Activity: All of the data must be printed exactly; please include every line.

Dataset excerpts:

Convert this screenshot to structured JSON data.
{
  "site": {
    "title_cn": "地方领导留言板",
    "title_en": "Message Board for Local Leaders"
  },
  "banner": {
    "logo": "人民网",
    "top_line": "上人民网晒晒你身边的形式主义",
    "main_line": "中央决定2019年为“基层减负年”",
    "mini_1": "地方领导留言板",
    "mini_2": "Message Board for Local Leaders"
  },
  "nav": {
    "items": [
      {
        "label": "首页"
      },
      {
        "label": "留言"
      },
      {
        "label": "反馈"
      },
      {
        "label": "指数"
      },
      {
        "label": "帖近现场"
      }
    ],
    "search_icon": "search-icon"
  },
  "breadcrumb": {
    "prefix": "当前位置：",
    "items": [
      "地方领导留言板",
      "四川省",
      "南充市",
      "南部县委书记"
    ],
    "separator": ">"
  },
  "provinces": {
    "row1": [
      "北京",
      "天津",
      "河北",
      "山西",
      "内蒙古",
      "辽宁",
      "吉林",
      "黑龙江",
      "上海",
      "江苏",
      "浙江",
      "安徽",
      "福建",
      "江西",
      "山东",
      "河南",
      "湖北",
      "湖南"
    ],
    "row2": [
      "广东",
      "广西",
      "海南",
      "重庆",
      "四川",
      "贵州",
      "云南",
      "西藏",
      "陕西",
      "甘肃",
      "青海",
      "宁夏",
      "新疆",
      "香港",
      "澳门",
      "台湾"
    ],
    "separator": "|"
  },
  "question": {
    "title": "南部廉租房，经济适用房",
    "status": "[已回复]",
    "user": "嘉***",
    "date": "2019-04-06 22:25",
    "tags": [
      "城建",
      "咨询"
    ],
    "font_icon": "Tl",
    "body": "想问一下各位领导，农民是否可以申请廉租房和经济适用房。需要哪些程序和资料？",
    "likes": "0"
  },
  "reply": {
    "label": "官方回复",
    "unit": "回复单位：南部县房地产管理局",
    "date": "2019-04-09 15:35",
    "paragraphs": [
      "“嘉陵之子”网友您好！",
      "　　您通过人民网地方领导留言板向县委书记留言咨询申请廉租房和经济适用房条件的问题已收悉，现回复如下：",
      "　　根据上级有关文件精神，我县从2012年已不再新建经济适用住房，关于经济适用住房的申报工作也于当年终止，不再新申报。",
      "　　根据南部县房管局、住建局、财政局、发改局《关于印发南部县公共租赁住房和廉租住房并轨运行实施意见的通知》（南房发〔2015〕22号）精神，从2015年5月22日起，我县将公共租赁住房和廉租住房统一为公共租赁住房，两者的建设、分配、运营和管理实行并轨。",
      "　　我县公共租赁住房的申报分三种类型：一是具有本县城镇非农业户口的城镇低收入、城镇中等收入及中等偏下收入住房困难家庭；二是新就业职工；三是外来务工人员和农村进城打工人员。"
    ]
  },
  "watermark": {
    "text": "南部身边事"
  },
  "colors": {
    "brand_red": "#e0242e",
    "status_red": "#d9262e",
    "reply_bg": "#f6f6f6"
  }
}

Answer to this problem:
Convert this screenshot to structured JSON data.
{
  "site": {
    "title_cn": "地方领导留言板",
    "title_en": "Message Board for Local Leaders"
  },
  "banner": {
    "logo": "人民网",
    "top_line": "上人民网晒晒你身边的形式主义",
    "main_line": "中央决定2019年为“基层减负年”",
    "mini_1": "地方领导留言板",
    "mini_2": "Message Board for Local Leaders"
  },
  "nav": {
    "items": [
      {
        "label": "首页"
      },
      {
        "label": "留言"
      },
      {
        "label": "反馈"
      },
      {
        "label": "指数"
      },
      {
        "label": "帖近现场"
      }
    ],
    "search_icon": "search-icon"
  },
  "breadcrumb": {
    "prefix": "当前位置：",
    "items": [
      "地方领导留言板",
      "四川省",
      "南充市",
      "南部县委书记"
    ],
    "separator": ">"
  },
  "provinces": {
    "row1": [
      "北京",
      "天津",
      "河北",
      "山西",
      "内蒙古",
      "辽宁",
      "吉林",
      "黑龙江",
      "上海",
      "江苏",
      "浙江",
      "安徽",
      "福建",
      "江西",
      "山东",
      "河南",
      "湖北",
      "湖南"
    ],
    "row2": [
      "广东",
      "广西",
      "海南",
      "重庆",
      "四川",
      "贵州",
      "云南",
      "西藏",
      "陕西",
      "甘肃",
      "青海",
      "宁夏",
      "新疆",
      "香港",
      "澳门",
      "台湾"
    ],
    "separator": "|"
  },
  "question": {
    "title": "南部廉租房，经济适用房",
    "status": "[已回复]",
    "user": "嘉***",
    "date": "2019-04-06 22:25",
    "tags": [
      "城建",
      "咨询"
    ],
    "font_icon": "Tl",
    "body": "想问一下各位领导，农民是否可以申请廉租房和经济适用房。需要哪些程序和资料？",
    "likes": "0"
  },
  "reply": {
    "label": "官方回复",
    "unit": "回复单位：南部县房地产管理局",
    "date": "2019-04-09 15:35",
    "paragraphs": [
      "“嘉陵之子”网友您好！",
      "　　您通过人民网地方领导留言板向县委书记留言咨询申请廉租房和经济适用房条件的问题已收悉，现回复如下：",
      "　　根据上级有关文件精神，我县从2012年已不再新建经济适用住房，关于经济适用住房的申报工作也于当年终止，不再新申报。",
      "　　根据南部县房管局、住建局、财政局、发改局《关于印发南部县公共租赁住房和廉租住房并轨运行实施意见的通知》（南房发〔2015〕22号）精神，从2015年5月22日起，我县将公共租赁住房和廉租住房统一为公共租赁住房，两者的建设、分配、运营和管理实行并轨。",
      "　　我县公共租赁住房的申报分三种类型：一是具有本县城镇非农业户口的城镇低收入、城镇中等收入及中等偏下收入住房困难家庭；二是新就业职工；三是外来务工人员和农村进城打工人员。"
    ]
  },
  "watermark": {
    "text": "南部身边事"
  },
  "colors": {
    "brand_red": "#e0242e",
    "status_red": "#d9262e",
    "reply_bg": "#f6f6f6"
  }
}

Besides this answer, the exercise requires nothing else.